Hence the need for planning. Planning will not only make the ecological assessment and hence the construction of a range of public infrastructure (and possibly private infrastructure) within the biophysical limits of the planet but also give the opportunity to make more just and equitable infrastructure – where the relationships of various projects and their relationship with society and classes within it is better scrutinized.

Infrastructure for a free society?

Friday, August 27th, 2021

It is a curious fact that anarchist-communists have so far given merely scant attention to the issue of infrastructure in a free society. Kropotkin famously focused on fields, factories, and workshops but not on flyovers, canals, and water pipelines. Reclus gave passing remarks on the importance of modern transit systems to a cosmopolitan free world. Since then, activists and scholars of the workers’ control movement have focused on manufacturing and recently on services and logistics.

While 100% of the built environment that humans and many other species now inhabit is constructed by underpaid, unappreciated and forgotten workers on sites using largely tools and apparatus developed, improved, and perfected over millennia by the working intellectual-craftspeople.

While also, the infrastructure sector is one of the largest contributors of GHGs and at the same time one of the best tools for emission mitigation and social adaptation. Infrastructure reflects and perpetuates social inequalities. And at the time of terminal global economic downturn, it is the sector getting the most attention in corporate board rooms and parliaments. All this calls for more and serious attention to the engineered world around us and its future.

An engineers contribution to class struggle.

Saturday, August 21st, 2021

I learned yesterday that Mike Cooley had passed away almost a year ago. Ever since I came across his work in the mid-2010s it has shaped my social thinking and activity in definitive ways. He along with Seymour Melman and Tony Mazzocchi was a pioneering example of what the intersection of engineering, labour organizing, demilitarization, and radical environmental and health activism ought to look like.

The value of this intersectional politics has increased multifold during our period of chronic emergency – from covid to daily and diverse impacts of climatic collapse, from dismantling of standard employment structures to the historic rise in unemployment. Mike was instrumental in preparing the Lucas Plan. A corporate plan that aimed to transform the war economy to civilian economy and produce socially useful products under worker control.

Mike summed up what socially useful production sought to achieve like this: “We have, for example, complex control systems which can guide a missile to another continent with extraordinary accuracy, yet the blind and the disabled have to stagger around our cities in very much the same way as they did in medieval times.”

Now we have vehicles that can “see” but the disabled, because they are not a profitable market, still await the 21st century. This is not due to technological insufficiency or unavailability but due to capitalism’s preference for profitable and wasteful production, just like it was not profitable for capitalist institutions to fund preventive research on the coronavirus when epidemiologists started warning in 2016 or even produce ventilators or hospital beds.

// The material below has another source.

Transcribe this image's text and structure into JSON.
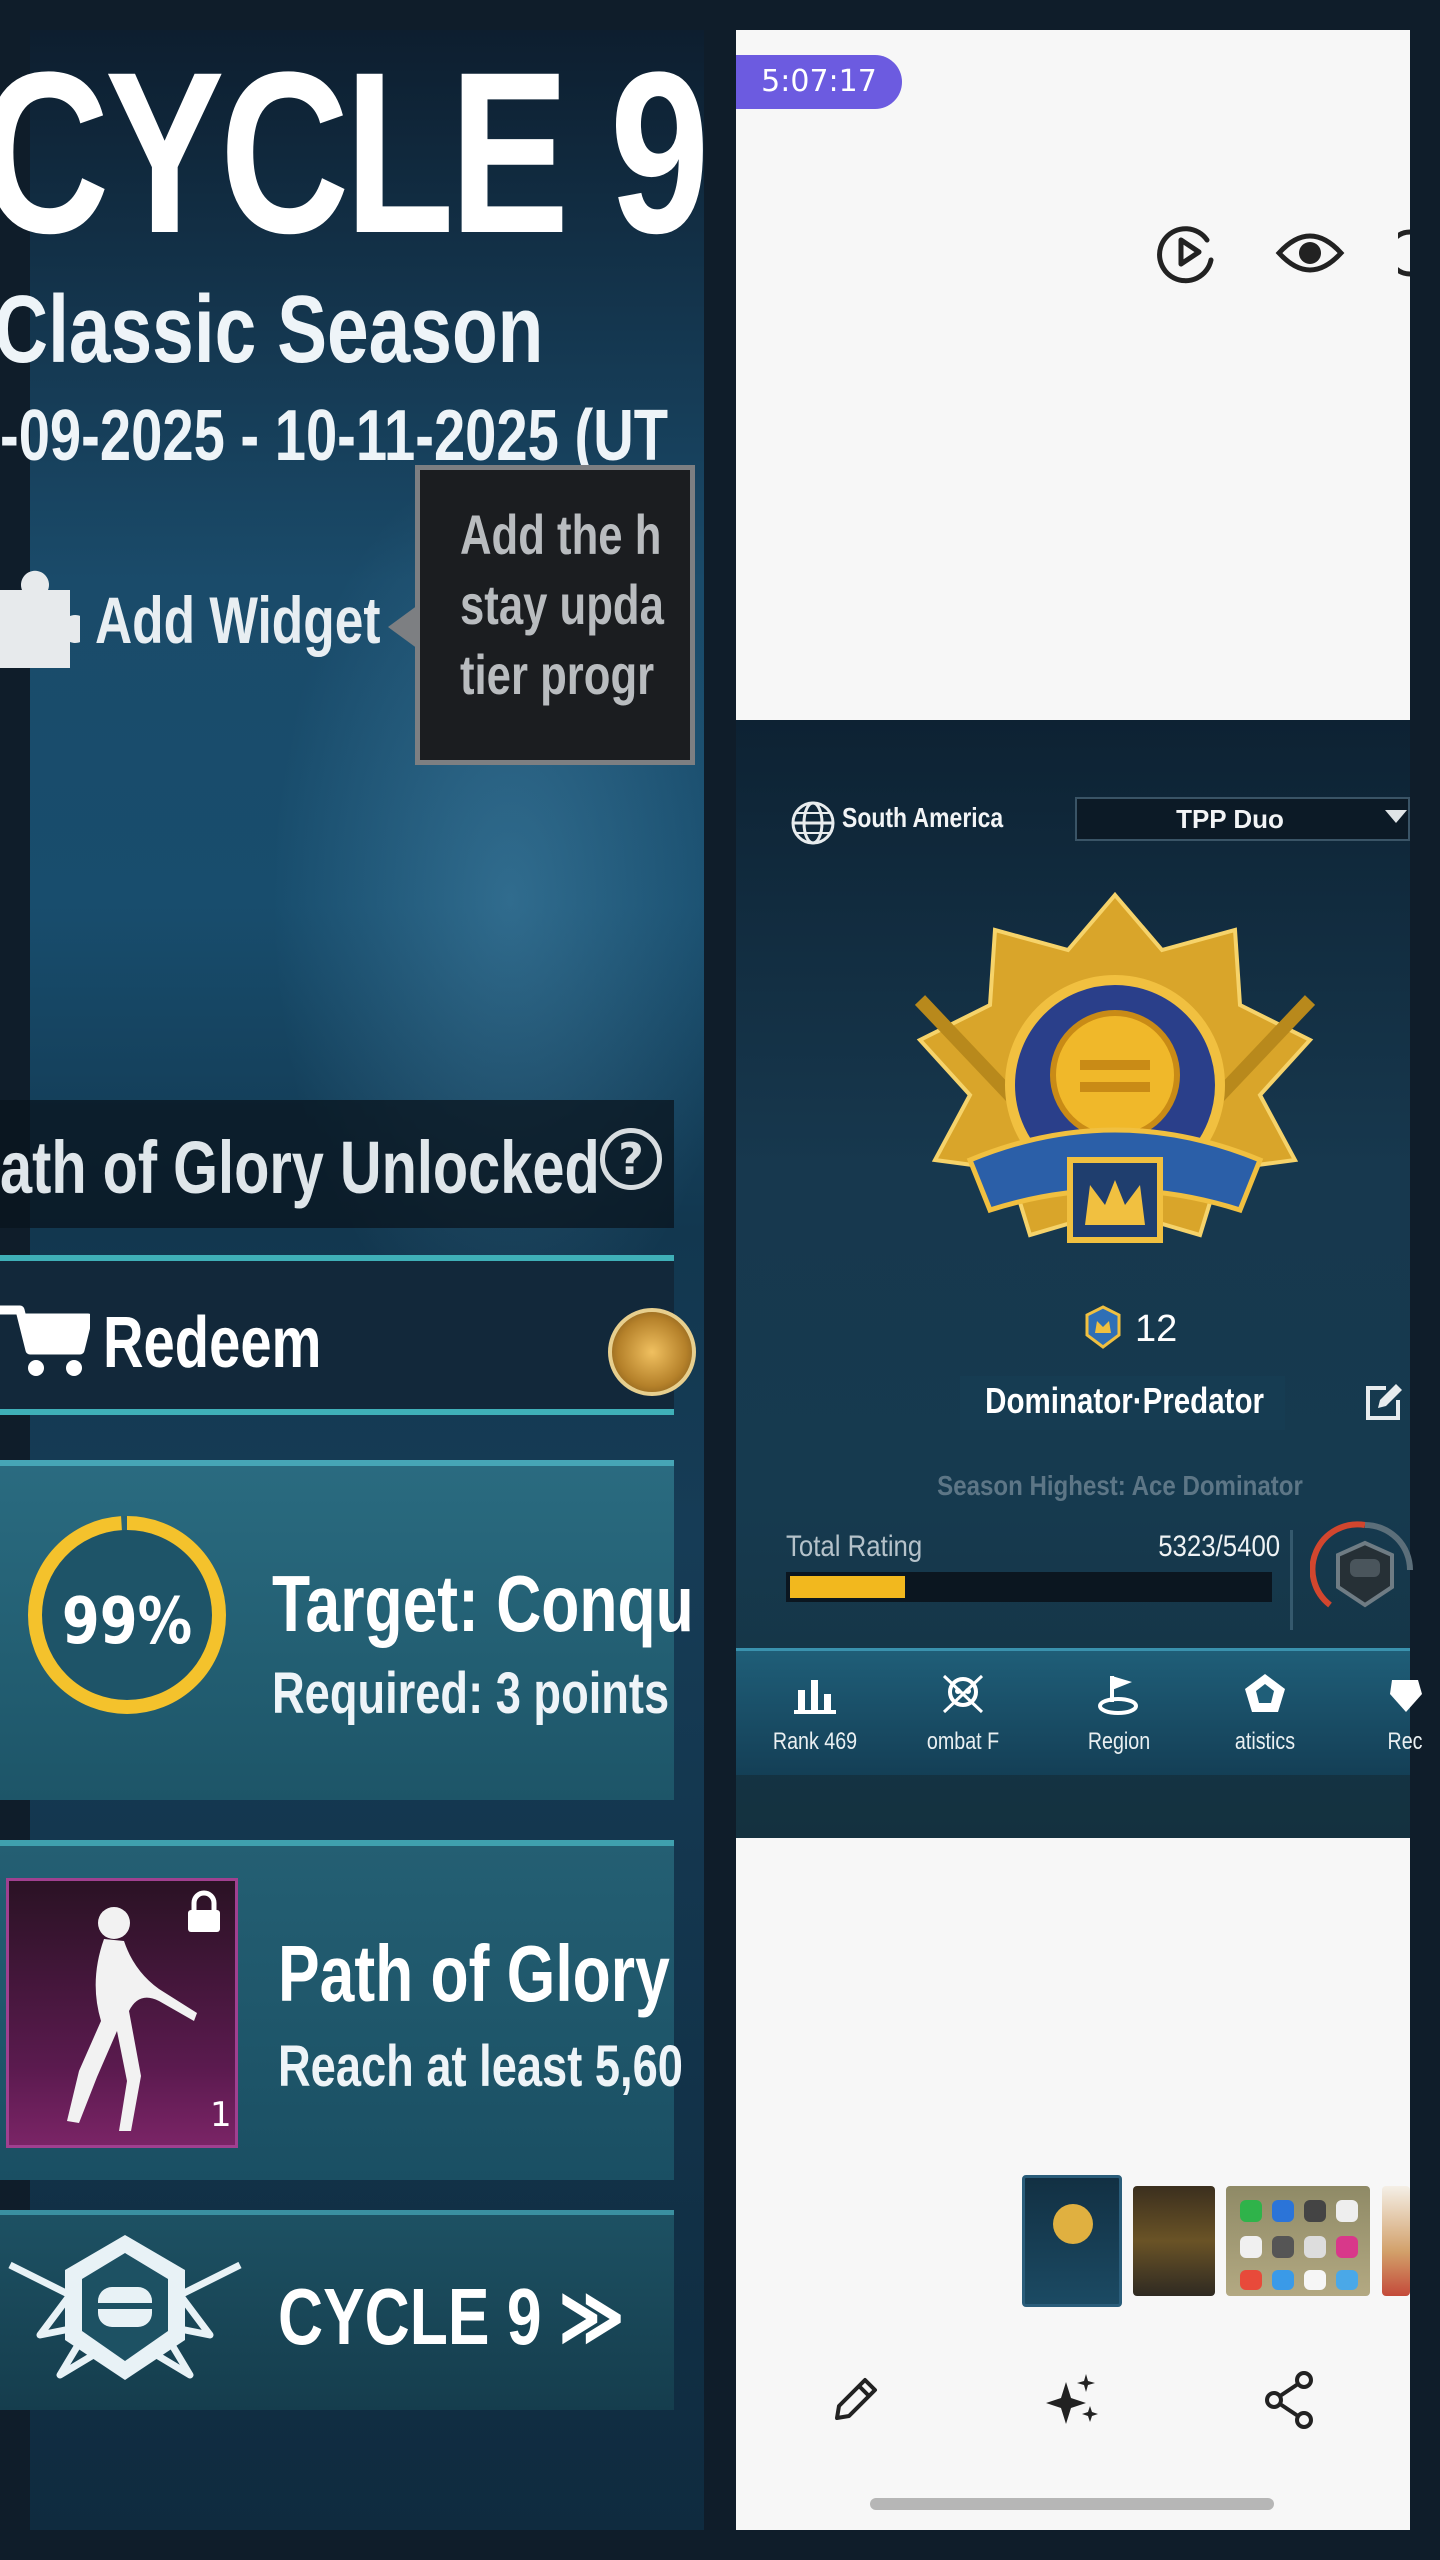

If the military spending and the incalculable cost of what our society has to forego to sustain it continue to increase at the same pace there is no way to transform our economy to an even a version of capitalism that can prevent irreversible dive toward uninhabitable earth.

But we can neither progress towards producing and constructing what the degrading environment demands nor cut military budget nor prevent job loss because these are not technocratic matters that some right kind of corporate or political leadership or some technological breakthrough can realize. As Mike always noted that these demands are a direct threat to corporate and political managerial power over society. They can only be won by power struggle – by class struggle.